**WHAT YOU WILL DO:** Of the lines below, copy those that hold the word "hours".

(Data excerpts)

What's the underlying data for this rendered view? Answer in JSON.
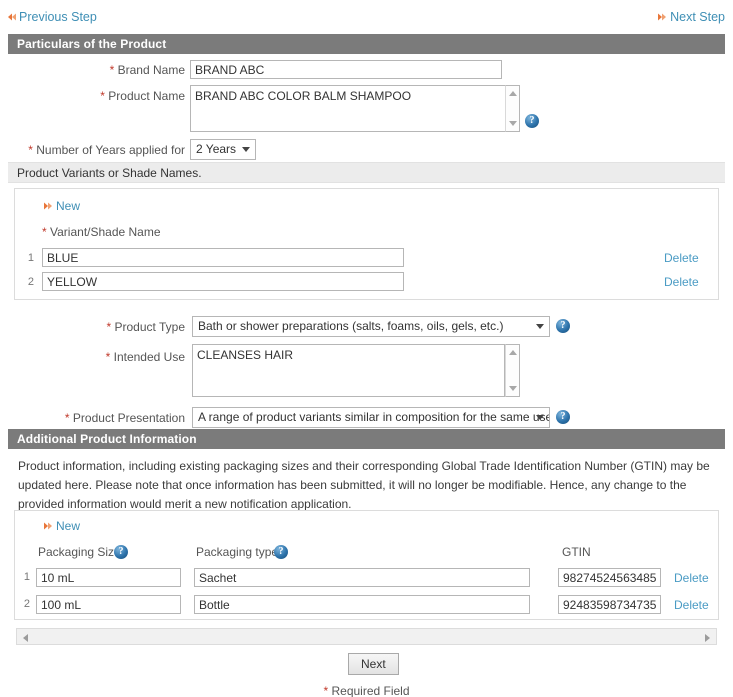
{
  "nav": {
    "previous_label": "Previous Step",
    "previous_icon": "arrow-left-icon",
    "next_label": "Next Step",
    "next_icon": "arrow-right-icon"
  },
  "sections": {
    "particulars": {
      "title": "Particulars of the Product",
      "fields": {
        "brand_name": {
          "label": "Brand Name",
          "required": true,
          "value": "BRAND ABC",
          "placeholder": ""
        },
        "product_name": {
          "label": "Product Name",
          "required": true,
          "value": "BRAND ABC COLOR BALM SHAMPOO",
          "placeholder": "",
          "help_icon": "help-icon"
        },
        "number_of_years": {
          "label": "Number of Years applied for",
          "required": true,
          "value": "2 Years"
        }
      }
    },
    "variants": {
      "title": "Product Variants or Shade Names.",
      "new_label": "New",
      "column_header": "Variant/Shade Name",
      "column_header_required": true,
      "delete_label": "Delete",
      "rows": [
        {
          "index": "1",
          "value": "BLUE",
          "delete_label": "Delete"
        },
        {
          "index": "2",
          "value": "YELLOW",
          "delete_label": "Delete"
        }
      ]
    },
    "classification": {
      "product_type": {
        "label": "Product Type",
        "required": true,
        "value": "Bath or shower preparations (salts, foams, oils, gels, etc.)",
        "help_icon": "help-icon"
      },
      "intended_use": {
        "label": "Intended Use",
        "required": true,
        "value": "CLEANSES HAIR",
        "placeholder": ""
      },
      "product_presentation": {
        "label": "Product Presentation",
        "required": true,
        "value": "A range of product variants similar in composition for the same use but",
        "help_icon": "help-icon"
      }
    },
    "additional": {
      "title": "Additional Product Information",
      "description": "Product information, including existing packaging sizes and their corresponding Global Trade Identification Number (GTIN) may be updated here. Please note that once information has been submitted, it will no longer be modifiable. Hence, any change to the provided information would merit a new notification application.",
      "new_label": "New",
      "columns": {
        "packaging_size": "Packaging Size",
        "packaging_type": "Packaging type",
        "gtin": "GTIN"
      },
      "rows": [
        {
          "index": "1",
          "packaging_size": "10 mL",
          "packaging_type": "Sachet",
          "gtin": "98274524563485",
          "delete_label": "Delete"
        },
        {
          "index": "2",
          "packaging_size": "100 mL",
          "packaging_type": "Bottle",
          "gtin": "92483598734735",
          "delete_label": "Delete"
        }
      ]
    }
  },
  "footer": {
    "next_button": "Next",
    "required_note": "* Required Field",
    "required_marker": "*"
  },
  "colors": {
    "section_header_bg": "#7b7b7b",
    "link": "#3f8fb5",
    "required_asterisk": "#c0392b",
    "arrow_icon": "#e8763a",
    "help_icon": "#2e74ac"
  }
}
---
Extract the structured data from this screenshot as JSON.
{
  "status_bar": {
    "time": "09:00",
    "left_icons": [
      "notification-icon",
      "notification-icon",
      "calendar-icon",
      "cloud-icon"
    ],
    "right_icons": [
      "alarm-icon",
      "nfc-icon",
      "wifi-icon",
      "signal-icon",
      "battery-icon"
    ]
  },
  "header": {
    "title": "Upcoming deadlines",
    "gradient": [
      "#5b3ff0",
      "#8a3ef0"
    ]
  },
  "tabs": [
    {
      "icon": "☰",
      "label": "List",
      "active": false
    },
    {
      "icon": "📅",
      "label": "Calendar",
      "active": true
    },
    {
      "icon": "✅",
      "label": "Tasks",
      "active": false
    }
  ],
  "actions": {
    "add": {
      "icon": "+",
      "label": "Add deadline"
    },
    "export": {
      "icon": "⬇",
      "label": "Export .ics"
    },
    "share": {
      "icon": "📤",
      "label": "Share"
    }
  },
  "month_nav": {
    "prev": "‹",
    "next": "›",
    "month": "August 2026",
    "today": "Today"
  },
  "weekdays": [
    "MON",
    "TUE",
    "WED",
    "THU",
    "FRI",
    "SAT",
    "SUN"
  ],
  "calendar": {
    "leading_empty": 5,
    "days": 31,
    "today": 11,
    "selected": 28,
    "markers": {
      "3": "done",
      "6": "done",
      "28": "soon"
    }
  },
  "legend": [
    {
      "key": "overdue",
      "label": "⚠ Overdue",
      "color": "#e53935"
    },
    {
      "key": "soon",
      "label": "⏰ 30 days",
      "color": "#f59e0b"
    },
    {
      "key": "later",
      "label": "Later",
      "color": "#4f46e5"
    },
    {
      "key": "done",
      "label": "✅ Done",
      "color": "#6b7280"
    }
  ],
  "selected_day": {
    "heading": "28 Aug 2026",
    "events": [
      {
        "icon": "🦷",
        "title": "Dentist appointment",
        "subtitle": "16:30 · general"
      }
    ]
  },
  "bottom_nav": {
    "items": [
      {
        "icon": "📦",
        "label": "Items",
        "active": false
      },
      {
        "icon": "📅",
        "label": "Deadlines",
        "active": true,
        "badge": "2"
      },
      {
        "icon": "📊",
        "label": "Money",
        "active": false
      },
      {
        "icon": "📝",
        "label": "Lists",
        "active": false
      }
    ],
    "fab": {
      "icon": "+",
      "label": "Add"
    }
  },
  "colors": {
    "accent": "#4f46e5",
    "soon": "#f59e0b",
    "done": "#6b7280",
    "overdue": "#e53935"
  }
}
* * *
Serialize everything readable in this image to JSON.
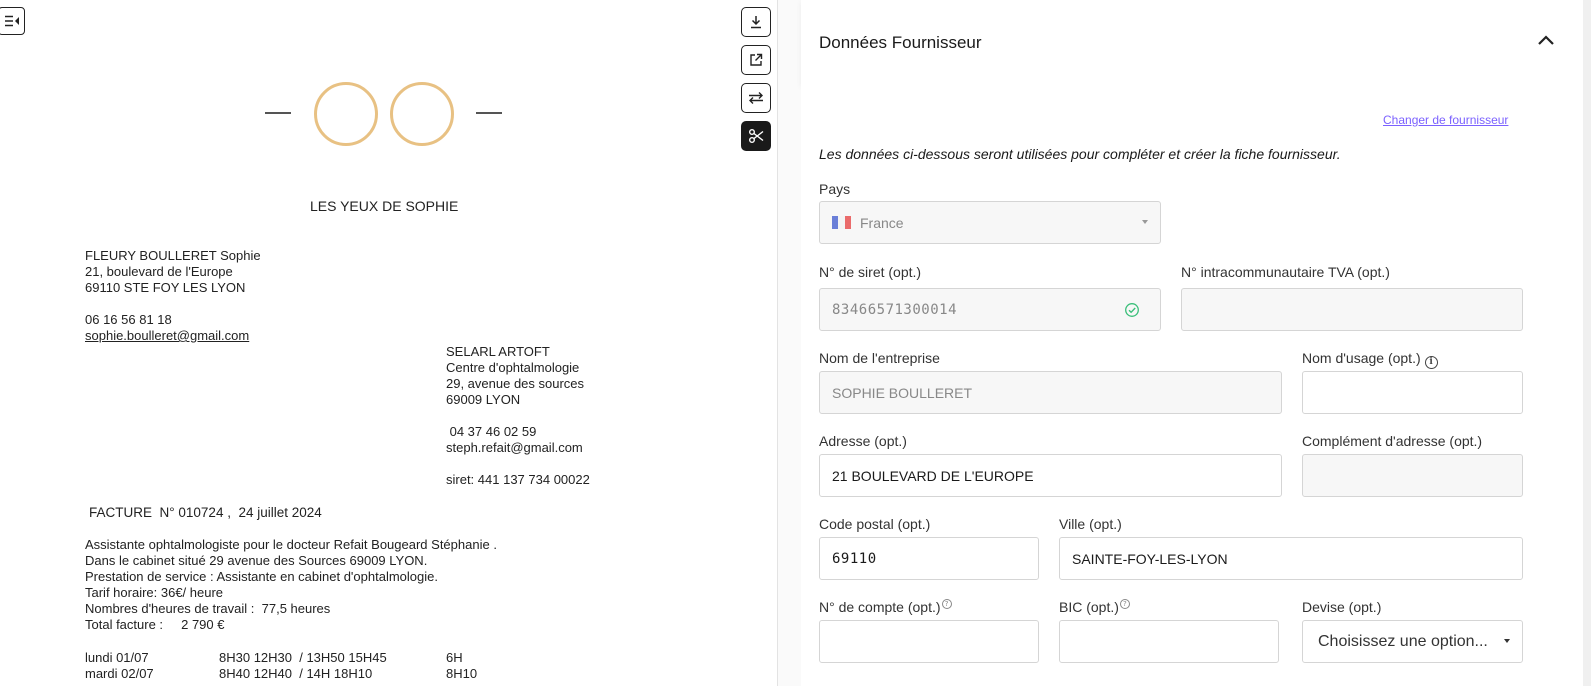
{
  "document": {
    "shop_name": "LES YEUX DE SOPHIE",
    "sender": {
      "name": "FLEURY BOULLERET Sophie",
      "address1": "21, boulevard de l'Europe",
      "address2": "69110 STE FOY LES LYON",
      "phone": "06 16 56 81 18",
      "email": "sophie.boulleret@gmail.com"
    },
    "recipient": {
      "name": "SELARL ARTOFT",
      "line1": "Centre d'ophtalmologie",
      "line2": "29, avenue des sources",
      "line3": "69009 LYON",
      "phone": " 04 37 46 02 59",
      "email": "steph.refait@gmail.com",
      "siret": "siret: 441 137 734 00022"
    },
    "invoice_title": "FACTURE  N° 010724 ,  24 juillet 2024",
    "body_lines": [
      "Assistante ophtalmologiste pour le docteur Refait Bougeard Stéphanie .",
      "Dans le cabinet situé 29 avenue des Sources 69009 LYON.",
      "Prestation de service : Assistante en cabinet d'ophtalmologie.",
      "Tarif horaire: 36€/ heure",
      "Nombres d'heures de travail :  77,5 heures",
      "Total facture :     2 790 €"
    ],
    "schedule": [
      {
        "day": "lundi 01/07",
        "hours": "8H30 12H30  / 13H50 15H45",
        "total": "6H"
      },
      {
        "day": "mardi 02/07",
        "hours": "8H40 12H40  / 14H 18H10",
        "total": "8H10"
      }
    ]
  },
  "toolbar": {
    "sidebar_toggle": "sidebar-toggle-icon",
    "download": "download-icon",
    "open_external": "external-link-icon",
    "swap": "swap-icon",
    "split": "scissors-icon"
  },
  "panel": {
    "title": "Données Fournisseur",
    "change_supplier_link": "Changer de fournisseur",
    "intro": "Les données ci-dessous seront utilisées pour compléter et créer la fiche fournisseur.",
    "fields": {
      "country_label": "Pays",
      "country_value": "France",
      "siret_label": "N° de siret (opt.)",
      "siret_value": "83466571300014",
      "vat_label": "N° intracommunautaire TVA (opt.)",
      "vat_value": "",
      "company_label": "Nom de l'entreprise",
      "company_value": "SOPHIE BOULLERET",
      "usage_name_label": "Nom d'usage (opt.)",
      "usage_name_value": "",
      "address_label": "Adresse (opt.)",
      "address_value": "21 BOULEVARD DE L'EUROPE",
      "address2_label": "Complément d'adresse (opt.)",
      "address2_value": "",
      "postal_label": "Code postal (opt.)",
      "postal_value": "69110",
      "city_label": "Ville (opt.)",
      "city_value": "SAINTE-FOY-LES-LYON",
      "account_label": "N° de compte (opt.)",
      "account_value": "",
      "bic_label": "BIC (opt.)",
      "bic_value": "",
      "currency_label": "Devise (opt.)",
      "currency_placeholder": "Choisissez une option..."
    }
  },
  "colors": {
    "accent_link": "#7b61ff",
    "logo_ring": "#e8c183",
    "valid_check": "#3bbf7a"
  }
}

**RESPONSE:**
        "hours": "8H30 12H30  / 13H50 15H45",
        "hours": "8H40 12H40  / 14H 18H10",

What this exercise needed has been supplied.